There are times when whitebait is all over a particular flat you’re on but for some unknown reason, they just won’t come to your chum. You can use a gallon of menhaden oil, but all that happens is big shiny schools of four-inchers are moving under your boat at 100 knots. You can see the schools moving, but you can’t get them to eat. If this happens, first try a sabiki. If those don’t work either, try a technique we call “run-and-gun”.
- Have one person (the runner) run the boat slowly, while the person throwing the net (the tosser) is on the bow.
- Pick a pattern you’re going to move the boat — probably identical to a drift pattern for the same flat, but with the boat motoring slowly rather then drifting.
- Slowly run the pattern. The tosser, who is on the bow, should watch the water for bait. That person is the only one who can see the bait. Remember that :) The runner cannot see them.
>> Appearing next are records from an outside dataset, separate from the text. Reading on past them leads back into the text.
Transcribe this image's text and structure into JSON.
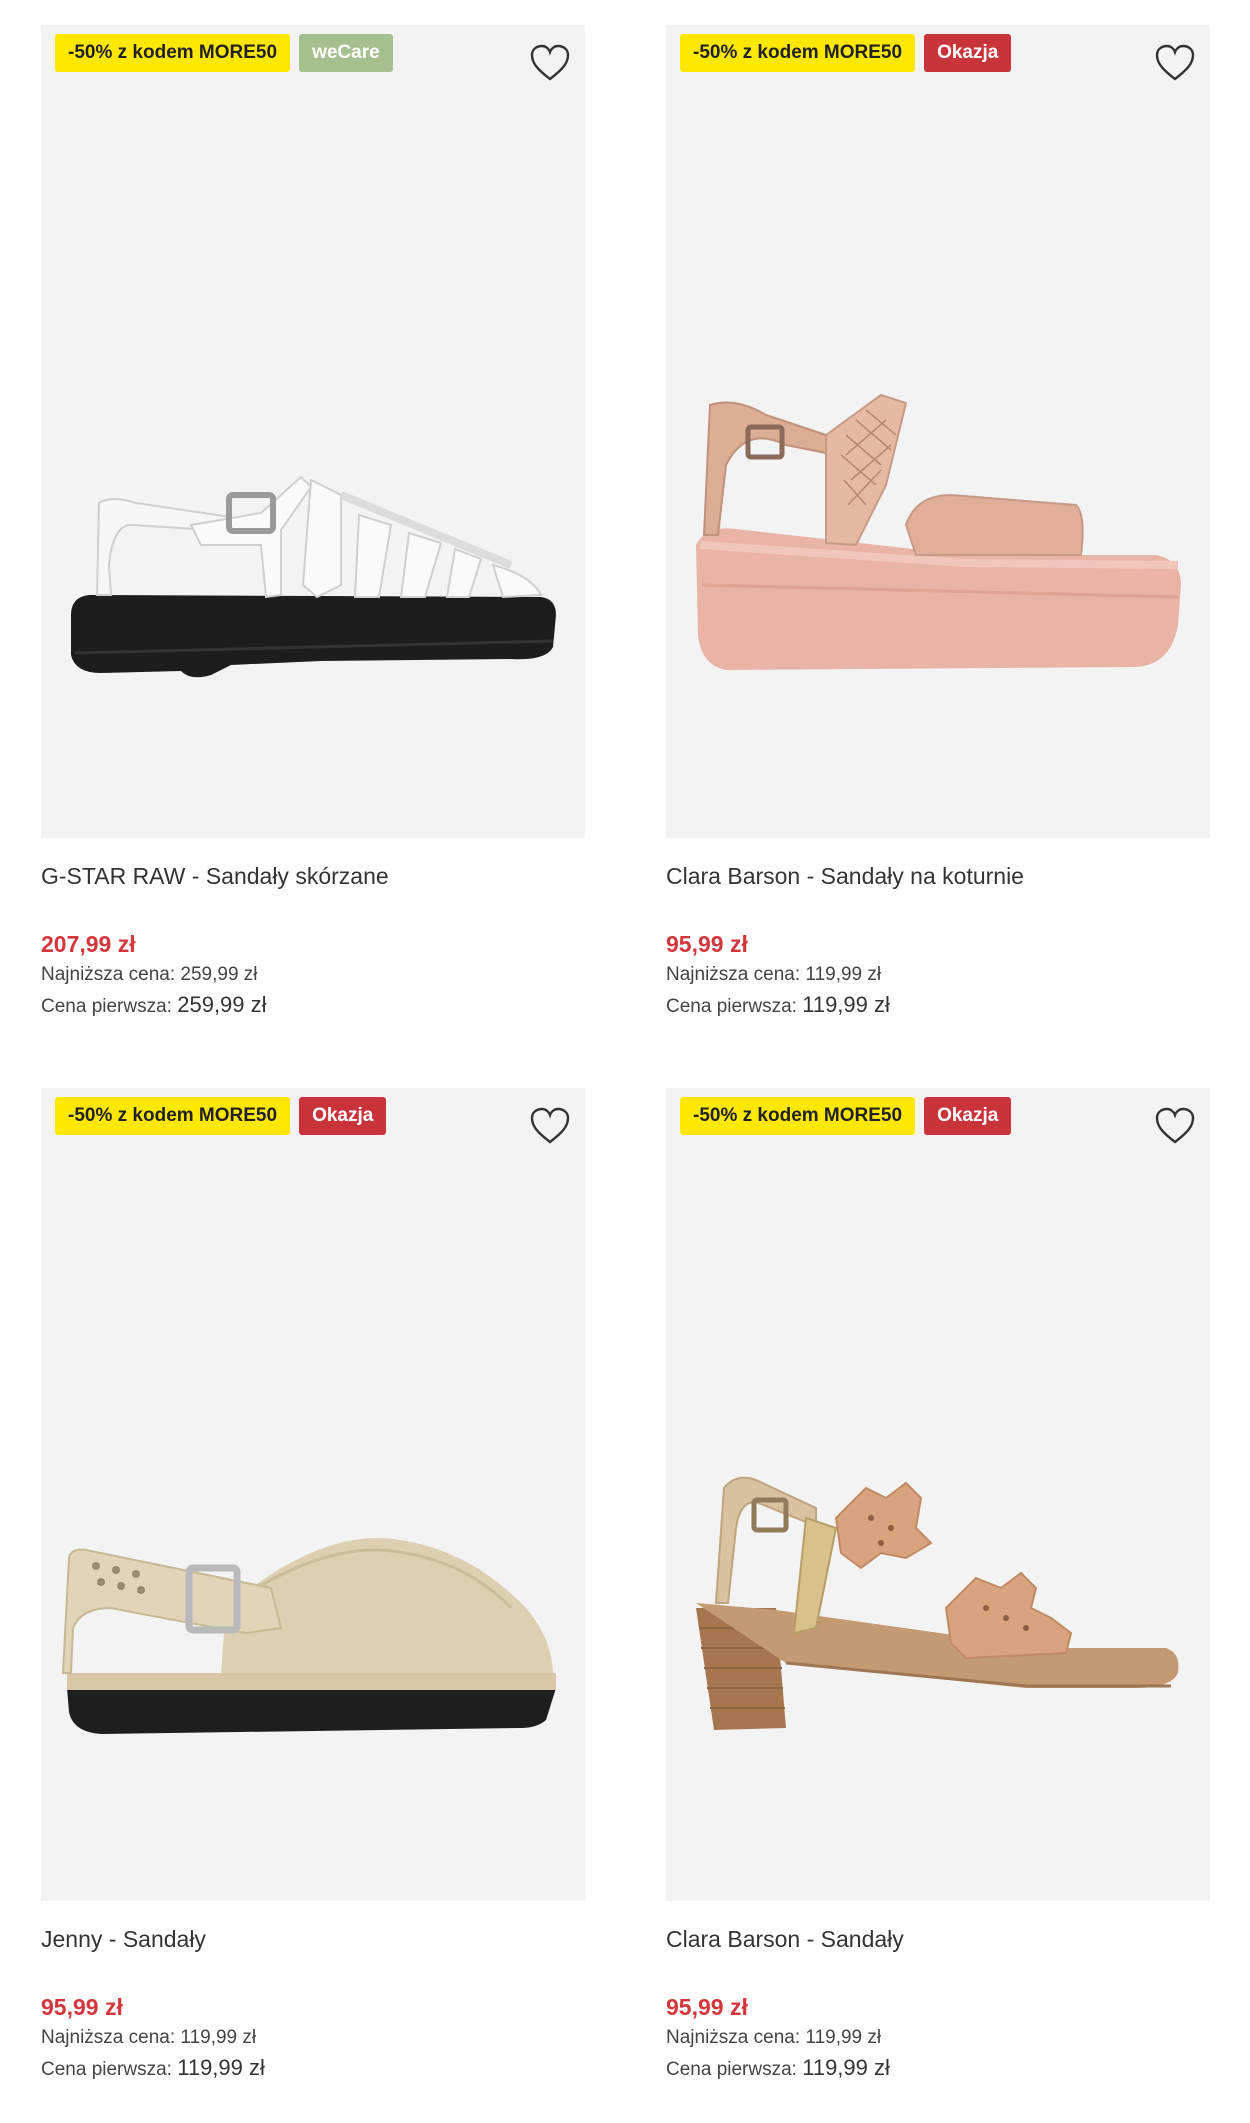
{
  "products": [
    {
      "promo_badge": "-50% z kodem MORE50",
      "tag_badge": "weCare",
      "tag_type": "wecare",
      "title": "G-STAR RAW - Sandały skórzane",
      "price": "207,99 zł",
      "lowest_label": "Najniższa cena:",
      "lowest_value": "259,99 zł",
      "original_label": "Cena pierwsza:",
      "original_value": "259,99 zł",
      "shoe_icon": "white-fisherman-sandal-image"
    },
    {
      "promo_badge": "-50% z kodem MORE50",
      "tag_badge": "Okazja",
      "tag_type": "okazja",
      "title": "Clara Barson - Sandały na koturnie",
      "price": "95,99 zł",
      "lowest_label": "Najniższa cena:",
      "lowest_value": "119,99 zł",
      "original_label": "Cena pierwsza:",
      "original_value": "119,99 zł",
      "shoe_icon": "pink-wedge-sandal-image"
    },
    {
      "promo_badge": "-50% z kodem MORE50",
      "tag_badge": "Okazja",
      "tag_type": "okazja",
      "title": "Jenny - Sandały",
      "price": "95,99 zł",
      "lowest_label": "Najniższa cena:",
      "lowest_value": "119,99 zł",
      "original_label": "Cena pierwsza:",
      "original_value": "119,99 zł",
      "shoe_icon": "beige-clog-image"
    },
    {
      "promo_badge": "-50% z kodem MORE50",
      "tag_badge": "Okazja",
      "tag_type": "okazja",
      "title": "Clara Barson - Sandały",
      "price": "95,99 zł",
      "lowest_label": "Najniższa cena:",
      "lowest_value": "119,99 zł",
      "original_label": "Cena pierwsza:",
      "original_value": "119,99 zł",
      "shoe_icon": "tan-heeled-sandal-image"
    }
  ],
  "colors": {
    "promo_badge_bg": "#fee800",
    "wecare_badge_bg": "#a6bf8e",
    "okazja_badge_bg": "#c9343a",
    "price_red": "#d3373d",
    "image_bg": "#f3f3f3"
  },
  "icons": {
    "favorite": "heart-outline-icon"
  }
}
- As soon as the tosser sees the bait, he or she yells “Now!” or “Stop!” and immediately throws the net.
- The runner stops the engine, and, depending on tide and wind, even puts the engine in reverse.
Two things are important to watch for: which side of the boat the tosser saw the bait, and where the net was thrown (front, alongside, or slightly behind). If all is done right, and the timing between tosser and runner is accurate, the net will open and not be mis-shaped by the boat pulling it in the wrong direction. It’s well worth the effort to learn, and sometimes is the only way you’ll net bait. It does take practice to do it right, though, and even with experience the toss and the boat’s movement don’t always sync as planned.